DATA FOR THIS EXERCISE section start

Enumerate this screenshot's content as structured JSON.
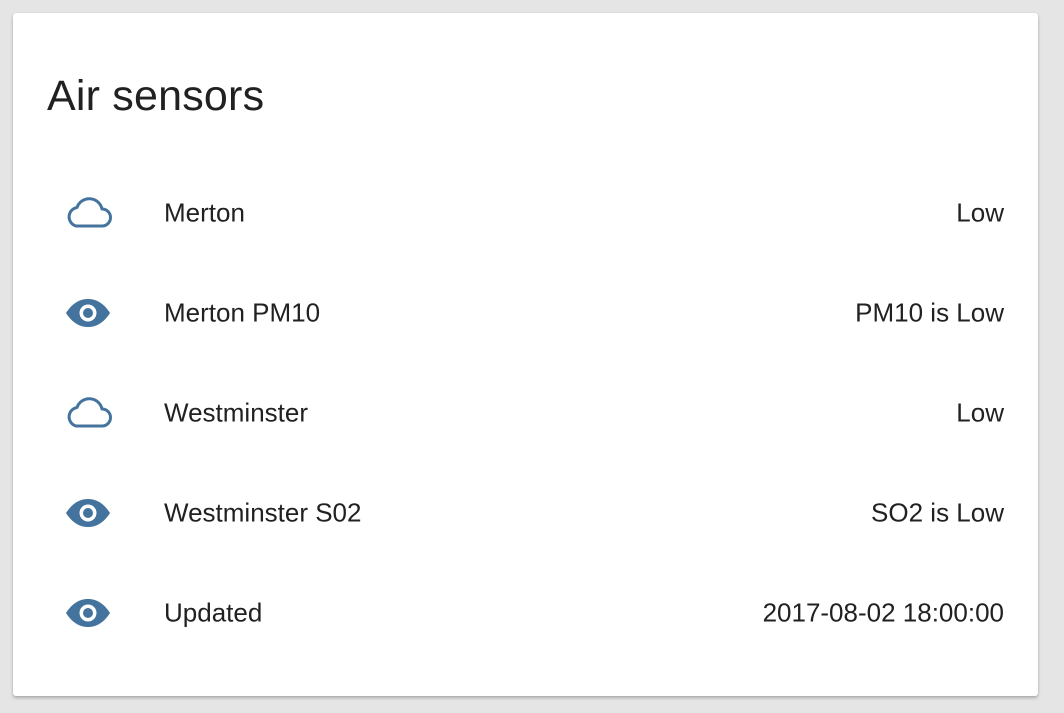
{
  "card": {
    "title": "Air sensors"
  },
  "colors": {
    "icon": "#44739e",
    "text": "#212121",
    "background": "#e5e5e5",
    "card": "#ffffff"
  },
  "rows": [
    {
      "icon": "cloud-icon",
      "name": "Merton",
      "state": "Low"
    },
    {
      "icon": "eye-icon",
      "name": "Merton PM10",
      "state": "PM10 is Low"
    },
    {
      "icon": "cloud-icon",
      "name": "Westminster",
      "state": "Low"
    },
    {
      "icon": "eye-icon",
      "name": "Westminster S02",
      "state": "SO2 is Low"
    },
    {
      "icon": "eye-icon",
      "name": "Updated",
      "state": "2017-08-02 18:00:00"
    }
  ]
}
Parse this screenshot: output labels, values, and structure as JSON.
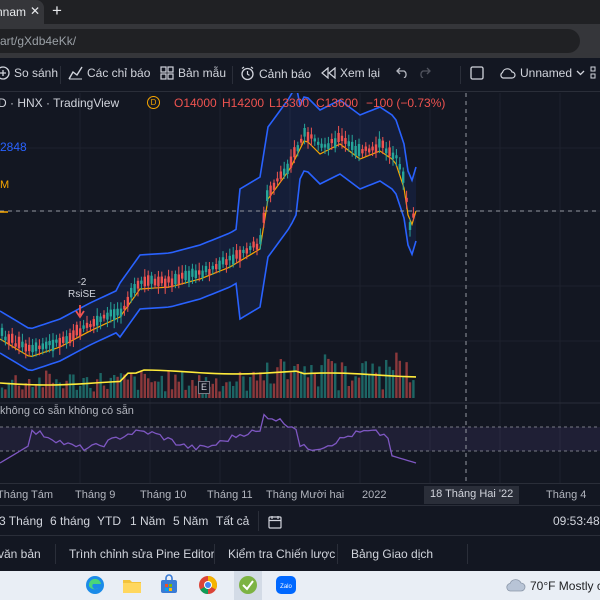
{
  "browser": {
    "tab_title": "nnam",
    "tab_close": "✕",
    "new_tab": "+",
    "url": "art/gXdb4eKk/"
  },
  "toolbar": {
    "compare": "So sánh",
    "indicators": "Các chỉ báo",
    "templates": "Bản mẫu",
    "alerts": "Cảnh báo",
    "replay": "Xem lại",
    "layout_name": "Unnamed"
  },
  "legend": {
    "symbol": "D · HNX · TradingView",
    "badge": "D",
    "open": "O14000",
    "high": "H14200",
    "low": "L13300",
    "close": "C13600",
    "change": "−100 (−0.73%)",
    "side_value": "2848",
    "side_m": "M",
    "indicator_status": "không có sẵn  không có sẵn",
    "signal_value": "-2",
    "signal_name": "RsiSE",
    "event_marker": "E"
  },
  "colors": {
    "up": "#26a69a",
    "down": "#ef5350",
    "band": "#2962ff",
    "basis": "#f7a600",
    "volume_ma": "#ffeb3b",
    "rsi": "#7e57c2",
    "background": "#131722"
  },
  "chart_data": {
    "type": "candlestick",
    "last_bar": {
      "open": 14000,
      "high": 14200,
      "low": 13300,
      "close": 13600,
      "change": -100,
      "change_pct": -0.73
    },
    "x_ticks": [
      "Tháng Tám",
      "Tháng 9",
      "Tháng 10",
      "Tháng 11",
      "Tháng Mười hai",
      "2022",
      "Tháng 4"
    ],
    "crosshair_date": "18 Tháng Hai '22",
    "indicators": [
      "Bollinger Bands",
      "Volume",
      "RSI"
    ]
  },
  "time_axis": {
    "ticks": [
      "Tháng Tám",
      "Tháng 9",
      "Tháng 10",
      "Tháng 11",
      "Tháng Mười hai",
      "2022",
      "Tháng 4"
    ],
    "crosshair": "18 Tháng Hai '22"
  },
  "ranges": {
    "items": [
      "3 Tháng",
      "6 tháng",
      "YTD",
      "1 Năm",
      "5 Năm",
      "Tất cả"
    ],
    "clock": "09:53:48"
  },
  "panel_tabs": [
    "văn bản",
    "Trình chỉnh sửa Pine Editor",
    "Kiểm tra Chiến lược",
    "Bảng Giao dịch"
  ],
  "taskbar": {
    "weather": "70°F  Mostly c",
    "zalo": "Zalo"
  }
}
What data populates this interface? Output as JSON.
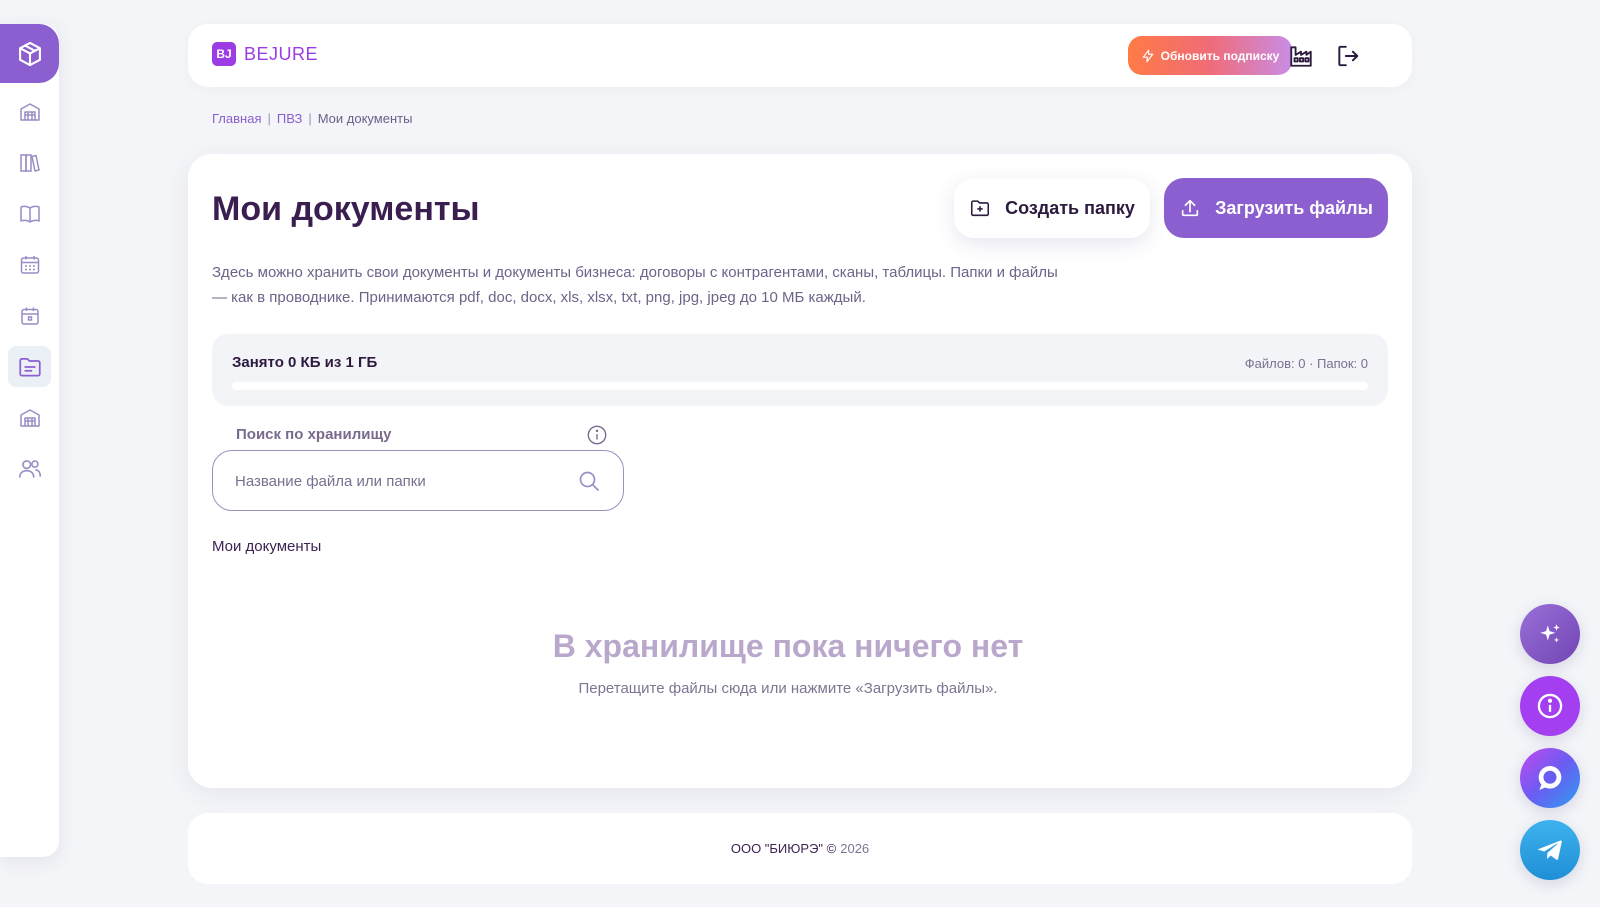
{
  "app": {
    "brand_mark": "BJ",
    "brand_name": "BEJURE"
  },
  "header": {
    "upgrade_label": "Обновить подписку",
    "icons": [
      "factory-icon",
      "logout-icon"
    ]
  },
  "sidebar": {
    "items": [
      {
        "name": "home",
        "icon": "warehouse-icon",
        "active": false
      },
      {
        "name": "catalog",
        "icon": "book-stack-icon",
        "active": false
      },
      {
        "name": "guide",
        "icon": "open-book-icon",
        "active": false
      },
      {
        "name": "schedule",
        "icon": "calendar-grid-icon",
        "active": false
      },
      {
        "name": "calendar",
        "icon": "calendar-icon",
        "active": false
      },
      {
        "name": "documents",
        "icon": "folder-icon",
        "active": true
      },
      {
        "name": "pvz",
        "icon": "warehouse-icon",
        "active": false
      },
      {
        "name": "users",
        "icon": "users-icon",
        "active": false
      }
    ]
  },
  "breadcrumb": {
    "home": "Главная",
    "pvz": "ПВЗ",
    "current": "Мои документы",
    "separator": "|"
  },
  "page": {
    "title": "Мои документы",
    "create_folder_label": "Создать папку",
    "upload_label": "Загрузить файлы",
    "description": "Здесь можно хранить свои документы и документы бизнеса: договоры с контрагентами, сканы, таблицы. Папки и файлы — как в проводнике. Принимаются pdf, doc, docx, xls, xlsx, txt, png, jpg, jpeg до 10 МБ каждый."
  },
  "storage": {
    "used_label": "Занято 0 КБ из 1 ГБ",
    "counts_label": "Файлов: 0 · Папок: 0",
    "used_fraction": 0
  },
  "search": {
    "label": "Поиск по хранилищу",
    "placeholder": "Название файла или папки",
    "value": ""
  },
  "folder_path": "Мои документы",
  "empty_state": {
    "title": "В хранилище пока ничего нет",
    "hint": "Перетащите файлы сюда или нажмите «Загрузить файлы»."
  },
  "footer": {
    "company": "ООО \"БИЮРЭ\" ©",
    "year": "2026"
  },
  "colors": {
    "accent": "#8b5fcf",
    "brand": "#9b3ce4",
    "background": "#f3f5f8",
    "upgrade_gradient_start": "#ff7a45",
    "upgrade_gradient_end": "#c98de6"
  }
}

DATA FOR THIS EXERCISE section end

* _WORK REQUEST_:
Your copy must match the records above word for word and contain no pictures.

* _ANSWER BELOW_:
Enumerate this screenshot's content as structured JSON.
{
  "card": {
    "title": "Air sensors"
  },
  "colors": {
    "icon": "#44739e",
    "text": "#212121",
    "background": "#e5e5e5",
    "card": "#ffffff"
  },
  "rows": [
    {
      "icon": "cloud-icon",
      "name": "Merton",
      "state": "Low"
    },
    {
      "icon": "eye-icon",
      "name": "Merton PM10",
      "state": "PM10 is Low"
    },
    {
      "icon": "cloud-icon",
      "name": "Westminster",
      "state": "Low"
    },
    {
      "icon": "eye-icon",
      "name": "Westminster S02",
      "state": "SO2 is Low"
    },
    {
      "icon": "eye-icon",
      "name": "Updated",
      "state": "2017-08-02 18:00:00"
    }
  ]
}
Parse this screenshot: output labels, values, and structure as JSON.
{
  "browser": {
    "tab_title": "nnam",
    "tab_close": "✕",
    "new_tab": "+",
    "url": "art/gXdb4eKk/"
  },
  "toolbar": {
    "compare": "So sánh",
    "indicators": "Các chỉ báo",
    "templates": "Bản mẫu",
    "alerts": "Cảnh báo",
    "replay": "Xem lại",
    "layout_name": "Unnamed"
  },
  "legend": {
    "symbol": "D · HNX · TradingView",
    "badge": "D",
    "open": "O14000",
    "high": "H14200",
    "low": "L13300",
    "close": "C13600",
    "change": "−100 (−0.73%)",
    "side_value": "2848",
    "side_m": "M",
    "indicator_status": "không có sẵn  không có sẵn",
    "signal_value": "-2",
    "signal_name": "RsiSE",
    "event_marker": "E"
  },
  "colors": {
    "up": "#26a69a",
    "down": "#ef5350",
    "band": "#2962ff",
    "basis": "#f7a600",
    "volume_ma": "#ffeb3b",
    "rsi": "#7e57c2",
    "background": "#131722"
  },
  "chart_data": {
    "type": "candlestick",
    "last_bar": {
      "open": 14000,
      "high": 14200,
      "low": 13300,
      "close": 13600,
      "change": -100,
      "change_pct": -0.73
    },
    "x_ticks": [
      "Tháng Tám",
      "Tháng 9",
      "Tháng 10",
      "Tháng 11",
      "Tháng Mười hai",
      "2022",
      "Tháng 4"
    ],
    "crosshair_date": "18 Tháng Hai '22",
    "indicators": [
      "Bollinger Bands",
      "Volume",
      "RSI"
    ]
  },
  "time_axis": {
    "ticks": [
      "Tháng Tám",
      "Tháng 9",
      "Tháng 10",
      "Tháng 11",
      "Tháng Mười hai",
      "2022",
      "Tháng 4"
    ],
    "crosshair": "18 Tháng Hai '22"
  },
  "ranges": {
    "items": [
      "3 Tháng",
      "6 tháng",
      "YTD",
      "1 Năm",
      "5 Năm",
      "Tất cả"
    ],
    "clock": "09:53:48"
  },
  "panel_tabs": [
    "văn bản",
    "Trình chỉnh sửa Pine Editor",
    "Kiểm tra Chiến lược",
    "Bảng Giao dịch"
  ],
  "taskbar": {
    "weather": "70°F  Mostly c",
    "zalo": "Zalo"
  }
}
What data populates this interface? Output as JSON.
{
  "app": {
    "brand_mark": "BJ",
    "brand_name": "BEJURE"
  },
  "header": {
    "upgrade_label": "Обновить подписку",
    "icons": [
      "factory-icon",
      "logout-icon"
    ]
  },
  "sidebar": {
    "items": [
      {
        "name": "home",
        "icon": "warehouse-icon",
        "active": false
      },
      {
        "name": "catalog",
        "icon": "book-stack-icon",
        "active": false
      },
      {
        "name": "guide",
        "icon": "open-book-icon",
        "active": false
      },
      {
        "name": "schedule",
        "icon": "calendar-grid-icon",
        "active": false
      },
      {
        "name": "calendar",
        "icon": "calendar-icon",
        "active": false
      },
      {
        "name": "documents",
        "icon": "folder-icon",
        "active": true
      },
      {
        "name": "pvz",
        "icon": "warehouse-icon",
        "active": false
      },
      {
        "name": "users",
        "icon": "users-icon",
        "active": false
      }
    ]
  },
  "breadcrumb": {
    "home": "Главная",
    "pvz": "ПВЗ",
    "current": "Мои документы",
    "separator": "|"
  },
  "page": {
    "title": "Мои документы",
    "create_folder_label": "Создать папку",
    "upload_label": "Загрузить файлы",
    "description": "Здесь можно хранить свои документы и документы бизнеса: договоры с контрагентами, сканы, таблицы. Папки и файлы — как в проводнике. Принимаются pdf, doc, docx, xls, xlsx, txt, png, jpg, jpeg до 10 МБ каждый."
  },
  "storage": {
    "used_label": "Занято 0 КБ из 1 ГБ",
    "counts_label": "Файлов: 0 · Папок: 0",
    "used_fraction": 0
  },
  "search": {
    "label": "Поиск по хранилищу",
    "placeholder": "Название файла или папки",
    "value": ""
  },
  "folder_path": "Мои документы",
  "empty_state": {
    "title": "В хранилище пока ничего нет",
    "hint": "Перетащите файлы сюда или нажмите «Загрузить файлы»."
  },
  "footer": {
    "company": "ООО \"БИЮРЭ\" ©",
    "year": "2026"
  },
  "colors": {
    "accent": "#8b5fcf",
    "brand": "#9b3ce4",
    "background": "#f3f5f8",
    "upgrade_gradient_start": "#ff7a45",
    "upgrade_gradient_end": "#c98de6"
  }
}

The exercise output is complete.